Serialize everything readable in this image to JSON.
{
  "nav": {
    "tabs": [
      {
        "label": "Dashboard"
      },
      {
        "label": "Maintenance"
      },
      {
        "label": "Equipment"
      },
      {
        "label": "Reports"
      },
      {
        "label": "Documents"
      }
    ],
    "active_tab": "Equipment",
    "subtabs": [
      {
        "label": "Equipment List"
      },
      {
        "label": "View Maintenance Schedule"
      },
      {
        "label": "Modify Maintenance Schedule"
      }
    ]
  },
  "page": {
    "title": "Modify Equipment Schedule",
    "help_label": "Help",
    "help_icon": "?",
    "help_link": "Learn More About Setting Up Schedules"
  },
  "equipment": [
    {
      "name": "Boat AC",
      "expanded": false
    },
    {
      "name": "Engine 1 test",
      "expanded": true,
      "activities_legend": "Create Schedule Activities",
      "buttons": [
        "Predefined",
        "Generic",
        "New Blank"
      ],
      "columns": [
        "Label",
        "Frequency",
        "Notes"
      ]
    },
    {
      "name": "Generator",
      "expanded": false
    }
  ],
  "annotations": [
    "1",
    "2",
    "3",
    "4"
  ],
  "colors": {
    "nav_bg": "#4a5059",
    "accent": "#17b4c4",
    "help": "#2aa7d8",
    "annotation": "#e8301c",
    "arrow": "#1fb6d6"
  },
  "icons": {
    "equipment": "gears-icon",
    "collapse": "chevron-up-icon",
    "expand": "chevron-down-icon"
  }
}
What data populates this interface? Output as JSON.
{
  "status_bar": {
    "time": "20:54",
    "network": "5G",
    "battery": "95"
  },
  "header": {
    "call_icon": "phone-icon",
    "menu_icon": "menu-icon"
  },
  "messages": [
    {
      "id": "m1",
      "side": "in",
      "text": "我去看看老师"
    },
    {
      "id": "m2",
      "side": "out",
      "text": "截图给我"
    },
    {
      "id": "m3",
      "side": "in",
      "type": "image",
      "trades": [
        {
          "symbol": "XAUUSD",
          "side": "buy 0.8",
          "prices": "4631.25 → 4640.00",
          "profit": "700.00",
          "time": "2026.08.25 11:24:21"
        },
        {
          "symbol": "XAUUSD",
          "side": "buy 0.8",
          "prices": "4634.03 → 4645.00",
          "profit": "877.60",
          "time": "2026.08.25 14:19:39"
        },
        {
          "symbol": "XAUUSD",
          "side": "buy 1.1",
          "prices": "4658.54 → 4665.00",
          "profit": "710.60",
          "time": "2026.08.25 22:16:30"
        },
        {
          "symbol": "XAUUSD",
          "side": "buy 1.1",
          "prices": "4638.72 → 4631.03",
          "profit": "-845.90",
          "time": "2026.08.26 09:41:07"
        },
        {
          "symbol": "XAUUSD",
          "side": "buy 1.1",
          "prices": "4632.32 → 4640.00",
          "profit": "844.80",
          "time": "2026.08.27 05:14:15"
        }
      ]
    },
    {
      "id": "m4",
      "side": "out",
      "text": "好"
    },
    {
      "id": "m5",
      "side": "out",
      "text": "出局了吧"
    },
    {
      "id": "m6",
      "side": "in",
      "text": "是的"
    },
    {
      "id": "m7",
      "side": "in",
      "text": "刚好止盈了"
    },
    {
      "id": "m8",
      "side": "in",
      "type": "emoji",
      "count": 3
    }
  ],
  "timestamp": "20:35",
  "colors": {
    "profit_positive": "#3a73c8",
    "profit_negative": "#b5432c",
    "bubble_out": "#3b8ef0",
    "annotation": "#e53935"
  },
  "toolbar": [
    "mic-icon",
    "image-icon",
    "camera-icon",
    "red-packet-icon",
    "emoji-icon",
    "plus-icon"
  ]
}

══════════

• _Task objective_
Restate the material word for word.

• _Exercise solution_
Serialize everything readable in this image to JSON.
{
  "nav": {
    "tabs": [
      {
        "label": "Dashboard"
      },
      {
        "label": "Maintenance"
      },
      {
        "label": "Equipment"
      },
      {
        "label": "Reports"
      },
      {
        "label": "Documents"
      }
    ],
    "active_tab": "Equipment",
    "subtabs": [
      {
        "label": "Equipment List"
      },
      {
        "label": "View Maintenance Schedule"
      },
      {
        "label": "Modify Maintenance Schedule"
      }
    ]
  },
  "page": {
    "title": "Modify Equipment Schedule",
    "help_label": "Help",
    "help_icon": "?",
    "help_link": "Learn More About Setting Up Schedules"
  },
  "equipment": [
    {
      "name": "Boat AC",
      "expanded": false
    },
    {
      "name": "Engine 1 test",
      "expanded": true,
      "activities_legend": "Create Schedule Activities",
      "buttons": [
        "Predefined",
        "Generic",
        "New Blank"
      ],
      "columns": [
        "Label",
        "Frequency",
        "Notes"
      ]
    },
    {
      "name": "Generator",
      "expanded": false
    }
  ],
  "annotations": [
    "1",
    "2",
    "3",
    "4"
  ],
  "colors": {
    "nav_bg": "#4a5059",
    "accent": "#17b4c4",
    "help": "#2aa7d8",
    "annotation": "#e8301c",
    "arrow": "#1fb6d6"
  },
  "icons": {
    "equipment": "gears-icon",
    "collapse": "chevron-up-icon",
    "expand": "chevron-down-icon"
  }
}
What data populates this interface? Output as JSON.
{
  "status_bar": {
    "time": "20:54",
    "network": "5G",
    "battery": "95"
  },
  "header": {
    "call_icon": "phone-icon",
    "menu_icon": "menu-icon"
  },
  "messages": [
    {
      "id": "m1",
      "side": "in",
      "text": "我去看看老师"
    },
    {
      "id": "m2",
      "side": "out",
      "text": "截图给我"
    },
    {
      "id": "m3",
      "side": "in",
      "type": "image",
      "trades": [
        {
          "symbol": "XAUUSD",
          "side": "buy 0.8",
          "prices": "4631.25 → 4640.00",
          "profit": "700.00",
          "time": "2026.08.25 11:24:21"
        },
        {
          "symbol": "XAUUSD",
          "side": "buy 0.8",
          "prices": "4634.03 → 4645.00",
          "profit": "877.60",
          "time": "2026.08.25 14:19:39"
        },
        {
          "symbol": "XAUUSD",
          "side": "buy 1.1",
          "prices": "4658.54 → 4665.00",
          "profit": "710.60",
          "time": "2026.08.25 22:16:30"
        },
        {
          "symbol": "XAUUSD",
          "side": "buy 1.1",
          "prices": "4638.72 → 4631.03",
          "profit": "-845.90",
          "time": "2026.08.26 09:41:07"
        },
        {
          "symbol": "XAUUSD",
          "side": "buy 1.1",
          "prices": "4632.32 → 4640.00",
          "profit": "844.80",
          "time": "2026.08.27 05:14:15"
        }
      ]
    },
    {
      "id": "m4",
      "side": "out",
      "text": "好"
    },
    {
      "id": "m5",
      "side": "out",
      "text": "出局了吧"
    },
    {
      "id": "m6",
      "side": "in",
      "text": "是的"
    },
    {
      "id": "m7",
      "side": "in",
      "text": "刚好止盈了"
    },
    {
      "id": "m8",
      "side": "in",
      "type": "emoji",
      "count": 3
    }
  ],
  "timestamp": "20:35",
  "colors": {
    "profit_positive": "#3a73c8",
    "profit_negative": "#b5432c",
    "bubble_out": "#3b8ef0",
    "annotation": "#e53935"
  },
  "toolbar": [
    "mic-icon",
    "image-icon",
    "camera-icon",
    "red-packet-icon",
    "emoji-icon",
    "plus-icon"
  ]
}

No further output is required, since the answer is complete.